Actress Lauren London served as guest host on Wednesday's episode of Red Table Talk, filling in for Willow Smith, who is in the midst of her "Life" music tour. This marked London's second appearance on the show, the first time being when she talked about the grieving process following the shooting death of her partner, rapper Nipsey Hussle.
During this episode, London, Jada Pinkett Smith and Adrienne "Gammy" Banfield-Norris sat down with licensed therapist and New York Times bestselling author Nedra Glover Tawwab about the importance of setting boundaries, a topic that has become highlighted in recent years and one that Pinkett Smith admits she struggles with.
"I really get angry when I'm forced to set a boundary," she said. "I realized that the other day with a friend of mine. I really have to talk to this person about an issue I'm having, then I got mad at that person for making me have to advocate for myself."
Pinkett Smith added that she sometimes feels like the boundaries she is asking for are "petty," and London could relate, as she described a recent phone call with a friend in which the conversation became "toxic."
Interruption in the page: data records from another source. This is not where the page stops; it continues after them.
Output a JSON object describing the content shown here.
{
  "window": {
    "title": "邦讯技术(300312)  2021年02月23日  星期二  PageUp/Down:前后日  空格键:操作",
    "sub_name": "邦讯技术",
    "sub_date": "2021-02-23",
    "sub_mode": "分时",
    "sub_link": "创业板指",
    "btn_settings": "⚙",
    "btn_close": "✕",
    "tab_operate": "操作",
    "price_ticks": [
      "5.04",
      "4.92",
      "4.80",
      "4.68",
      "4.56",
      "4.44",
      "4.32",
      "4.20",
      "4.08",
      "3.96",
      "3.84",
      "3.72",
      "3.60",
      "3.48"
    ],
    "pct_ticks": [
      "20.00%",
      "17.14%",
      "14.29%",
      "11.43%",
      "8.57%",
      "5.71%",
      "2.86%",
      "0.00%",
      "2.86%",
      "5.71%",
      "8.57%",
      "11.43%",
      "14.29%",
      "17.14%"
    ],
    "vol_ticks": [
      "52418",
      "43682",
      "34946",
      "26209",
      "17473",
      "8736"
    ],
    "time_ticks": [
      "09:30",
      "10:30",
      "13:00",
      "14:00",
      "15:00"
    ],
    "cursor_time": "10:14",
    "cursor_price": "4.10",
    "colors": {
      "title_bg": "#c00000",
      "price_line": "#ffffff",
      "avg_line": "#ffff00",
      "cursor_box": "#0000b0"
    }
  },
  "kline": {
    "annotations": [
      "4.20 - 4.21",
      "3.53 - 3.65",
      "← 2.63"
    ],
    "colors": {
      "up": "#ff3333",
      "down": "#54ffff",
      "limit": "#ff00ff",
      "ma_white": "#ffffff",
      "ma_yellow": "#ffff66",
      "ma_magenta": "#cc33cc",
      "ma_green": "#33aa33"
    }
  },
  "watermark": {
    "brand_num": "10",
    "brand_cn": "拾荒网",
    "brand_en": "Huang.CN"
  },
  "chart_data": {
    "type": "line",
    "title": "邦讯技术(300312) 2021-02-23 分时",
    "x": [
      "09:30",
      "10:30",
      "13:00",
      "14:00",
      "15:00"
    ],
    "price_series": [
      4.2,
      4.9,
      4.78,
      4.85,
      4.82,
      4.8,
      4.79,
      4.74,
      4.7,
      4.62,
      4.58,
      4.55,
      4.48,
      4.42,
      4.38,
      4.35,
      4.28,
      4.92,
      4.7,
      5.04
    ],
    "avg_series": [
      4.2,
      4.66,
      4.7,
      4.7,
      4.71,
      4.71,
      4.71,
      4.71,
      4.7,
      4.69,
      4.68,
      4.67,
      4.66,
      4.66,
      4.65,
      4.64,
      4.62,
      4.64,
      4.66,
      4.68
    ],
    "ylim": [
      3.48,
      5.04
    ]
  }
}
"I didn't want to indulge in it. I stopped it mid-sentence, was like, 'You know, I'm really not in this space. I wish you peace and love.' They got off the phone and then a week later I hear they're talking so bad about me. So there I am creating a healthy boundary and it felt like it went to slap me in my face," London recalled.
Tawwab explained that London was setting a boundary with that person who challenged her behavior, resulting in the negative response.
"People don't like a challenge because what you said was 'whoa this conversation was unhealthy for me to hear' and that person probably thought, 'Are you saying that I'm unhealthy?' 'No, no, no, I didn't say you were unhealthy, I said this is not a conversation I'm willing to be a part of,'" Tawwab advised.
Pinkett Smith felt that setting boundaries also challenged the person setting them, which could explain why she finds herself getting angry when she has to take that step with someone.
"I realized that the process of setting boundaries is also setting boundaries on myself. And I realize that’s why I probably get upset when I have to set boundaries because now I’m being challenged. I’m being checked, I gotta grow," she said.
During the segment, the women watched several videos in which different scenarios played out that showed a need for certain boundaries and how to address them. After one of the videos about physical boundaries, London opened up about times when fans have gotten too close for comfort.
"I have been in positions like that before, with just, people coming to put their arm around you, or taking pictures with you and having their arm around your waist, and just stuff like that. I've always been like" — she motioned how she would gently remove someone's hand — "this is my body, I don't like being touched by strangers or people I work with."
Pinkett Smith explained, "I think that it's so important that we respect where people are sitting and unfortunately, the more you let boundaries go and don't communicate it, now you have to unravel a habitual lack of boundaries, which a lot of us tend to have to do, especially in important relationships, because we let it go for so long. People are so used to operating in a certain way."
Tawwab noted that boundaries are never set in stone and can be created or changed at any time because everyone is entitled to evolve.